You watch her keep fighting, every day. You watch her holding on. You watch her strength. You watch her chase down dreams, check things off her bucket list. You watch her struggle and you watch her win. You watch her loving you. You tell yourself she’s getting better, that it’s okay to live now. It’s okay to breathe.
So you move to a different state. You start a new job, a new life. You visit often and you call a lot. You introduce her to your friends and throw a fundraiser to lift her spirits. You meet someone, bring him home. You have dinner with his parents. You have dinner with your parents. You have dinner with his parents and your parents. You tell yourself maybe this is one thing you’ll get to help her cross off her bucket list.
You watch her get worse. You fly to NY for a more invasive surgery. You sit around again, feeling useless again. You walk the streets of New York at night. You get lost on a bus to the hospital. You find your way. You eat dinner with your grandmother you haven’t seen in five years. You eat a Sprinkles cupcake ice cream sandwich with her, just because she wants to. You pretend you’re not scared when you see her lying in that bed.
You break up with him. You go to the beach with them. You go to concerts and movies. You tell yourself you’re living your life. You get a new job. You move to another new city. You’re a little closer. You show them the new apartment. You send them samples of your work. You watch her get worse. And you pretend it’s not worse, that you haven’t seen it.
You talk about funerals plans. You talk about life after it happens, the elephant in the room. You talk about life and living it. You talk about death but you never use that word. You call it “gone” or “passed” or “not here,” but never “death” or “dead.” You talk about flowers and songs and ashes and boat rides and water and wind. You keep pretending it’s normal. You keep pretending you don’t know how bad it is.

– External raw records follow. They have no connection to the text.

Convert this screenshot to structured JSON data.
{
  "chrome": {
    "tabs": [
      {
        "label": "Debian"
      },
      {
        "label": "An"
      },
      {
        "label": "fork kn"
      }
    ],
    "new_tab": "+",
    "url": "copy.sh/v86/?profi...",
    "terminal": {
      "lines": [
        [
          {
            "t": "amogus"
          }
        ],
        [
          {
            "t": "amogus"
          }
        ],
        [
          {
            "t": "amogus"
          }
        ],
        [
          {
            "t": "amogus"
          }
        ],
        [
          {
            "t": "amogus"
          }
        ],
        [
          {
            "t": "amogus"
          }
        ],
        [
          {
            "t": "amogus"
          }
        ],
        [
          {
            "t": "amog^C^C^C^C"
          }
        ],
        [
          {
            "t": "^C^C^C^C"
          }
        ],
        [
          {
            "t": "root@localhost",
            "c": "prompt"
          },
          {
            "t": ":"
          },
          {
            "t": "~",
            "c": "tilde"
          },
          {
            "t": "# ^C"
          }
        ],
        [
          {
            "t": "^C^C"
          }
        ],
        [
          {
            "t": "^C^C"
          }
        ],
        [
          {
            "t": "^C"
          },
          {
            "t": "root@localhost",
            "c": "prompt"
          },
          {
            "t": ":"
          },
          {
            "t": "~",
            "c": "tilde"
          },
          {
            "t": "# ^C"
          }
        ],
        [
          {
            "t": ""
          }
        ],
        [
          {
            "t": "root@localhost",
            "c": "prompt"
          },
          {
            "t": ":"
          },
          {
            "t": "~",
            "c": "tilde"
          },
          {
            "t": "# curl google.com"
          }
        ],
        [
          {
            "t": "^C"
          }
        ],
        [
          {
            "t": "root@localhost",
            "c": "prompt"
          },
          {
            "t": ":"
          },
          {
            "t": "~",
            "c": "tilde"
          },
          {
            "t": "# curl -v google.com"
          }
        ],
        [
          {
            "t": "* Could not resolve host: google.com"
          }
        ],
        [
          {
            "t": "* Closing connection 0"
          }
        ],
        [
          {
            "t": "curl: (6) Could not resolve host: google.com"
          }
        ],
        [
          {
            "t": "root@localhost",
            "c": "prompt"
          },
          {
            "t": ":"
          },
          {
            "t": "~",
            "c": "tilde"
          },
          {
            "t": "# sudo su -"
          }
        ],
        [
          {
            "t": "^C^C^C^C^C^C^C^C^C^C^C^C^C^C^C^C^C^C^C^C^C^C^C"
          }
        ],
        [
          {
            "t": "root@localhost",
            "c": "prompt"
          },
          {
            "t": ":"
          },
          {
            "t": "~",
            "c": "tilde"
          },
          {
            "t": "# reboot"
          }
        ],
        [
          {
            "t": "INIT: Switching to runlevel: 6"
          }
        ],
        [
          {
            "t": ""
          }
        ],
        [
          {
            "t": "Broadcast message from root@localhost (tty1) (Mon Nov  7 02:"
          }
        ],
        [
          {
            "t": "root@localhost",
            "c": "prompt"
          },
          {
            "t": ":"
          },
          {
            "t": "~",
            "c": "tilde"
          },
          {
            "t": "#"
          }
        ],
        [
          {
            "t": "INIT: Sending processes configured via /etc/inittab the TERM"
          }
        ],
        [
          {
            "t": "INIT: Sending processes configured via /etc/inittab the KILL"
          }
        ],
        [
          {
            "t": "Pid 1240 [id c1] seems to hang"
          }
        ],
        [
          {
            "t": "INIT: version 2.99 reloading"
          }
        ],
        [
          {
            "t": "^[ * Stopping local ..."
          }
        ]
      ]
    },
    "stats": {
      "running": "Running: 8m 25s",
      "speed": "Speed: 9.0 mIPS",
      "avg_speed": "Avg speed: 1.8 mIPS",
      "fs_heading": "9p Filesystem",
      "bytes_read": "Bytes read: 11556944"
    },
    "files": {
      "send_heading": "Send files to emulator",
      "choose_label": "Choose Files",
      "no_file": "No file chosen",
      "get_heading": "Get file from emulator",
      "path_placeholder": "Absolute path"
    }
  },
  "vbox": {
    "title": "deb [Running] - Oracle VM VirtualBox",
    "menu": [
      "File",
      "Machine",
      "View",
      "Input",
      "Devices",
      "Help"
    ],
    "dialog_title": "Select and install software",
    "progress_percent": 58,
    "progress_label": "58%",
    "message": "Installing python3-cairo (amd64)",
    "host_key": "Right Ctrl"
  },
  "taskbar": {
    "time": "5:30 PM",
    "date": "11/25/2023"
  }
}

And then one day, you do. One day, it’s okay to talk about how bad it is. It’s okay to know that the end is coming. You still don’t say “death” or “die” or “dying” but that’s what it is. She tells you to get a therapist. You tell her okay, for her.
But somewhere, along the way, you realize that it’s okay. It’s going to be okay. All those things you did and said, the places you’ve lived, the experiences you’ve had, you had them for her and with her. You had five amazing years with her in a way you never would have had without the disease. You realize it’s a blessing as much as a curse. You understand the dual nature of tragedy. You know that the end is coming and see that it’s going to be okay. You hate to say you’ve accepted it, because it sounds so cavalier. And maybe accept isn’t the right word. Maybe understand is a better choice.
You wake up and you know that the person you are today is solely because of the journey you’ve been on. That her fight and her struggle, her passion and her determination, her strength and her love for you made you this being standing in front of a reflection in the mirror. You want to live for her. You make plans for after, knowing everything you do will be for her and with her. You start to think about life as more than checking boxes on someone else’s list of things you should do.
Mortality is a funny thing. Because in realizing we are mortal, we find the strength to live as the immortals do. We jump out of airplanes and climb tall buildings. We do it for the photo, for the memory. We spend our hard-earned money and make tough choices. We love just to love, without any expectations or agenda. We do all we can to make the most of it, to squeeze every drop, every experience out of it. In recognizing we’ll all die, we begin to live. And that is the greatest thing we can ever get out of life.